The show was held at a ‘secret’ location in London, with 12 people attending and entering the fictional world of the “Positive Vision Movement” (PVM). In the live space, the audience promenaded through the storyworld of the PVM, following three actors, playing, solving puzzles, chatting, debating and witnessing magic as they went.

Online, people spoke and instructed characters, found commentary, spoke to each other, made choices and switched camera views at will. At points, the online audience could even take control of lighting in the space in order to create specific atmospheres, or shine light on a particular place or person.

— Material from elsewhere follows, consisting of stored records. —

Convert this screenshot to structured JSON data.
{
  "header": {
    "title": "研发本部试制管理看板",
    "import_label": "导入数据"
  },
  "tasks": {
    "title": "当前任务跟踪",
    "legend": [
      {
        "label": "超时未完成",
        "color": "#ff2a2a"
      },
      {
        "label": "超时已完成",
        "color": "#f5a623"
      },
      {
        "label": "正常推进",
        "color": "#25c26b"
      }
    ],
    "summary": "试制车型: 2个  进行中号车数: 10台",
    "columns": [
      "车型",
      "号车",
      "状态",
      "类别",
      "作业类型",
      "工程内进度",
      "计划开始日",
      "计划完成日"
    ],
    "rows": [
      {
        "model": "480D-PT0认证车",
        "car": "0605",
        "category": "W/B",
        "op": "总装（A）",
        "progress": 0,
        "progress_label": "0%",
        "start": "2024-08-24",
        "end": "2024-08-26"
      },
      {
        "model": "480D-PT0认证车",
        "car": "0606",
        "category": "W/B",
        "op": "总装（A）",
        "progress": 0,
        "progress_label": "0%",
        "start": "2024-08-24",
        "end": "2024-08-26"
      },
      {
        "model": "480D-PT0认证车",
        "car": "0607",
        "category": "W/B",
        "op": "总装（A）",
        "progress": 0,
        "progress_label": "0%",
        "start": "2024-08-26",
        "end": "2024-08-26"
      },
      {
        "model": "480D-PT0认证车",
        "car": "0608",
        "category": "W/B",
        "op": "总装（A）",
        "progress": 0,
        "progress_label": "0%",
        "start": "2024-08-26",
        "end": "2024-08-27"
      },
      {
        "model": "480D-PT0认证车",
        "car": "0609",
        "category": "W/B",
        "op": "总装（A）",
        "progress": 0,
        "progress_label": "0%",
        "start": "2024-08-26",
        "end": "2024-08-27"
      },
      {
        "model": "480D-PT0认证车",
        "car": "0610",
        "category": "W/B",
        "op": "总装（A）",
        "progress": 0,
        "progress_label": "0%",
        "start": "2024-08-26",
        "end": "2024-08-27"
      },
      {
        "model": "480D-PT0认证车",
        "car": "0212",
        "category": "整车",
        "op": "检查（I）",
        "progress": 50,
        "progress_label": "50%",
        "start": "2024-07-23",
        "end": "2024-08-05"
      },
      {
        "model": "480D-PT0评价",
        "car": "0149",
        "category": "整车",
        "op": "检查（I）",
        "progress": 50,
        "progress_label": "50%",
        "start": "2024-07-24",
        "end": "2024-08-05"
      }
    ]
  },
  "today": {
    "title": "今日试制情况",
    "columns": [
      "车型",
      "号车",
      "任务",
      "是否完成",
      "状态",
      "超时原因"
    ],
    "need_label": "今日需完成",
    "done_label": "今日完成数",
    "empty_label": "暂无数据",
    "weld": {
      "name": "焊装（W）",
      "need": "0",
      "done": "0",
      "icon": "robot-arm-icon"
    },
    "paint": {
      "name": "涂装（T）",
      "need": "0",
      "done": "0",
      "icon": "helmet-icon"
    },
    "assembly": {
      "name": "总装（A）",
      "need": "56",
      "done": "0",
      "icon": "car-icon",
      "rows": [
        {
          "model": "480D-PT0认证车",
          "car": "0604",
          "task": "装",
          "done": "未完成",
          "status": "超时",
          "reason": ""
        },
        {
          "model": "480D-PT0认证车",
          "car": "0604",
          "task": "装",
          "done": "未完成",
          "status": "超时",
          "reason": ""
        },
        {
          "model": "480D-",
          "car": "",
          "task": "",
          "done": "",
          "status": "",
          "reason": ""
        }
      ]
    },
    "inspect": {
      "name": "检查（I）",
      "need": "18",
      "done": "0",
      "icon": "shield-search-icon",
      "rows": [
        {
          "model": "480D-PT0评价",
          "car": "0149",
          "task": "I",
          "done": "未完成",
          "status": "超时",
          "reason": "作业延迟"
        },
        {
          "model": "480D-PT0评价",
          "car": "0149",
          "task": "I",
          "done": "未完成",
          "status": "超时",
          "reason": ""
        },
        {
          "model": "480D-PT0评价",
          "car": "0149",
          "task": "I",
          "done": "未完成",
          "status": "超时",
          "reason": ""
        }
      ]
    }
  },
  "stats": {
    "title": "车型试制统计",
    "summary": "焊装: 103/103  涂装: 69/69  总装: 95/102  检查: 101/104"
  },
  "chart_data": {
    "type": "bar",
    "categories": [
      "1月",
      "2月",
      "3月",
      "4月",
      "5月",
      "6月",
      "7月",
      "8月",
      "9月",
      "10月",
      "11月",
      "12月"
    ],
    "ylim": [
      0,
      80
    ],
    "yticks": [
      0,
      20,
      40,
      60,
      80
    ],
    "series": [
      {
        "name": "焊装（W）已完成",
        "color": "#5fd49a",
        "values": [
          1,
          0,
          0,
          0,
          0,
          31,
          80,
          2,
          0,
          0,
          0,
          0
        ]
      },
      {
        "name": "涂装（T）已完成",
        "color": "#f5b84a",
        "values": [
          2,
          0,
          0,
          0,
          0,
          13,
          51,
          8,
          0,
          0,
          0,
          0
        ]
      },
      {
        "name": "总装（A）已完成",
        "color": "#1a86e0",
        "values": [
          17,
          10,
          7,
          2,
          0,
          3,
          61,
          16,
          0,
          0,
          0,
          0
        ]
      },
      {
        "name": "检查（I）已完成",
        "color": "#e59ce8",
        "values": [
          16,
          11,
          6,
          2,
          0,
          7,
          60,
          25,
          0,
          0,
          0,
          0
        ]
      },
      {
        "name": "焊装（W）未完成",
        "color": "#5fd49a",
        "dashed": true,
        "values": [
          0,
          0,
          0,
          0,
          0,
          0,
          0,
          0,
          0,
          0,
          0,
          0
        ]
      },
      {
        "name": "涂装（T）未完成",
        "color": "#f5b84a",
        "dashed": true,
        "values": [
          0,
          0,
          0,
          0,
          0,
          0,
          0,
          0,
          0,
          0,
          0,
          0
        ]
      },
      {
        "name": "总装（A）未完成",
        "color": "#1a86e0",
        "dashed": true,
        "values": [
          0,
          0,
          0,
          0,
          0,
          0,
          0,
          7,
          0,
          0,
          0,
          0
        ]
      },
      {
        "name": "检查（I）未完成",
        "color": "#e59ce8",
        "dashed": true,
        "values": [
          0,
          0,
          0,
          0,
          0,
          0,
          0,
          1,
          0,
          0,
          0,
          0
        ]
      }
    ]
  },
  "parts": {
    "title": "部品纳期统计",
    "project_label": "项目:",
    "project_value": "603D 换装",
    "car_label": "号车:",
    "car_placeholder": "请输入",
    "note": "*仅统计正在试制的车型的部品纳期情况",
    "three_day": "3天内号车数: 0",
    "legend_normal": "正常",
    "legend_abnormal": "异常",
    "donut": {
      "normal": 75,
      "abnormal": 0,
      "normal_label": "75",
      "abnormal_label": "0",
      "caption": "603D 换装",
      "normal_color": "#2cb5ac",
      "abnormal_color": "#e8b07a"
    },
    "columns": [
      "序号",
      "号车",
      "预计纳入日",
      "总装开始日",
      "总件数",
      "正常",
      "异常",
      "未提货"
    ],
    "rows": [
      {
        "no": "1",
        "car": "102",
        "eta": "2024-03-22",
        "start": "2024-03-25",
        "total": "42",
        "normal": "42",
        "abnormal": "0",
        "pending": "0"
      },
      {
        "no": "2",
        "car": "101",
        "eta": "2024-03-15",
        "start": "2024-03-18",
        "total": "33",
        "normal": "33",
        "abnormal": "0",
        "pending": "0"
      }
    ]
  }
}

In every show the audiences were monitored carefully, questioned at various stages within the show and, in some cases, interviewed in depth about the experience.

Interestingly, interactivity – the ability to ‘take control’ of a situation, make a decision about plot or performance or change the mood through lighting or sound – was not rated as highly, by either audience, as the opportunities to socialise and engage with each other.

Data suggests that the online audience, in particular, enjoyed the ability to form strong social bonds each other, and that they favoured elements of the show in which they were able to connect and communicate directly with performers in the show.

This would suggest that this new kind of hybridised digitally-driven storytelling and play environment is seen first and foremost, as an opportunity to connect with others in a theatrical context – interacting with each other more as one might at a music festival or a house party. This is not then simply theatre with an online component bolted on.

For the three R&D partners, the project was also a great ‘social’ success in terms of what we learned from each other. The project genuinely worked within the gaps of the knowledge overlaps between Coney, Goldsmiths and Showcaster, and we pushed each other to deliver a project with as many interesting new features as we could cram into one production space.

Better Than Life explored what is possible – and proved that hybridised models of entertainment and performance can open up experiences to audiences that genuinely span beyond the geographic boundaries of a single location or building.